▸ **Exercise goal**
Only an exact copy of the entries, stripped of pictures, will serve as the answer.

▸ **Exercise data**
################

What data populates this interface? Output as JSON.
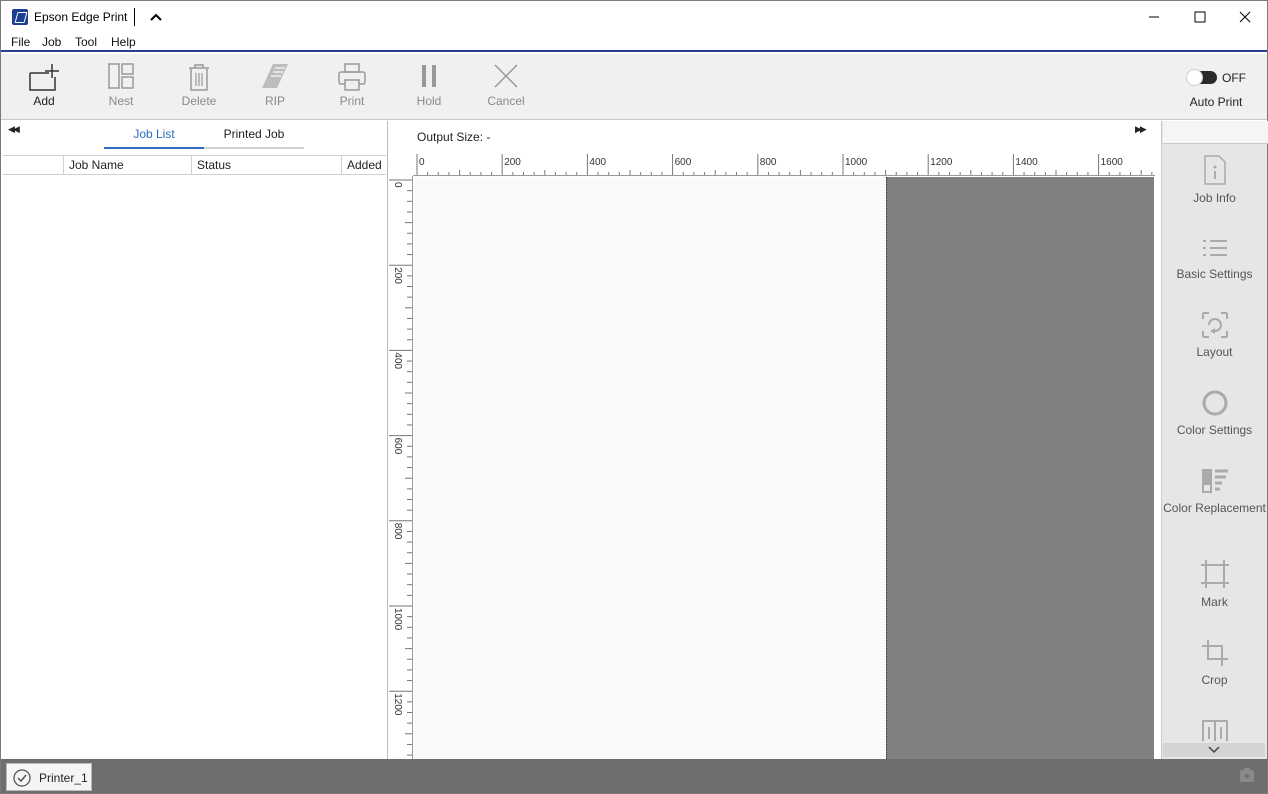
{
  "window": {
    "title": "Epson Edge Print"
  },
  "menu": [
    "File",
    "Job",
    "Tool",
    "Help"
  ],
  "toolbar": {
    "add": "Add",
    "nest": "Nest",
    "delete": "Delete",
    "rip": "RIP",
    "print": "Print",
    "hold": "Hold",
    "cancel": "Cancel",
    "auto_print_state": "OFF",
    "auto_print_label": "Auto Print"
  },
  "left_panel": {
    "tabs": [
      "Job List",
      "Printed Job"
    ],
    "active_tab": "Job List",
    "columns": [
      "Job Name",
      "Status",
      "Added"
    ],
    "rows": []
  },
  "preview": {
    "output_size": "Output Size:  -",
    "h_ruler_labels": [
      "0",
      "200",
      "400",
      "600",
      "800",
      "1000",
      "1200",
      "1400",
      "1600"
    ],
    "v_ruler_labels": [
      "0",
      "200",
      "400",
      "600",
      "800",
      "1000",
      "1200"
    ]
  },
  "right_panel": {
    "items": [
      {
        "label": "Job Info",
        "icon": "job-info-icon"
      },
      {
        "label": "Basic Settings",
        "icon": "basic-settings-icon"
      },
      {
        "label": "Layout",
        "icon": "layout-icon"
      },
      {
        "label": "Color Settings",
        "icon": "color-settings-icon"
      },
      {
        "label": "Color Replacement",
        "icon": "color-replacement-icon"
      },
      {
        "label": "Mark",
        "icon": "mark-icon"
      },
      {
        "label": "Crop",
        "icon": "crop-icon"
      }
    ]
  },
  "statusbar": {
    "printer": "Printer_1"
  },
  "colors": {
    "accent": "#2d6bc0",
    "menu_underline": "#2b3b8f",
    "media_gray": "#808080",
    "statusbar": "#6e6e6e"
  }
}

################

▸ **Answer for this exercise**
What data populates this interface? Output as JSON.
{
  "window": {
    "title": "Epson Edge Print"
  },
  "menu": [
    "File",
    "Job",
    "Tool",
    "Help"
  ],
  "toolbar": {
    "add": "Add",
    "nest": "Nest",
    "delete": "Delete",
    "rip": "RIP",
    "print": "Print",
    "hold": "Hold",
    "cancel": "Cancel",
    "auto_print_state": "OFF",
    "auto_print_label": "Auto Print"
  },
  "left_panel": {
    "tabs": [
      "Job List",
      "Printed Job"
    ],
    "active_tab": "Job List",
    "columns": [
      "Job Name",
      "Status",
      "Added"
    ],
    "rows": []
  },
  "preview": {
    "output_size": "Output Size:  -",
    "h_ruler_labels": [
      "0",
      "200",
      "400",
      "600",
      "800",
      "1000",
      "1200",
      "1400",
      "1600"
    ],
    "v_ruler_labels": [
      "0",
      "200",
      "400",
      "600",
      "800",
      "1000",
      "1200"
    ]
  },
  "right_panel": {
    "items": [
      {
        "label": "Job Info",
        "icon": "job-info-icon"
      },
      {
        "label": "Basic Settings",
        "icon": "basic-settings-icon"
      },
      {
        "label": "Layout",
        "icon": "layout-icon"
      },
      {
        "label": "Color Settings",
        "icon": "color-settings-icon"
      },
      {
        "label": "Color Replacement",
        "icon": "color-replacement-icon"
      },
      {
        "label": "Mark",
        "icon": "mark-icon"
      },
      {
        "label": "Crop",
        "icon": "crop-icon"
      }
    ]
  },
  "statusbar": {
    "printer": "Printer_1"
  },
  "colors": {
    "accent": "#2d6bc0",
    "menu_underline": "#2b3b8f",
    "media_gray": "#808080",
    "statusbar": "#6e6e6e"
  }
}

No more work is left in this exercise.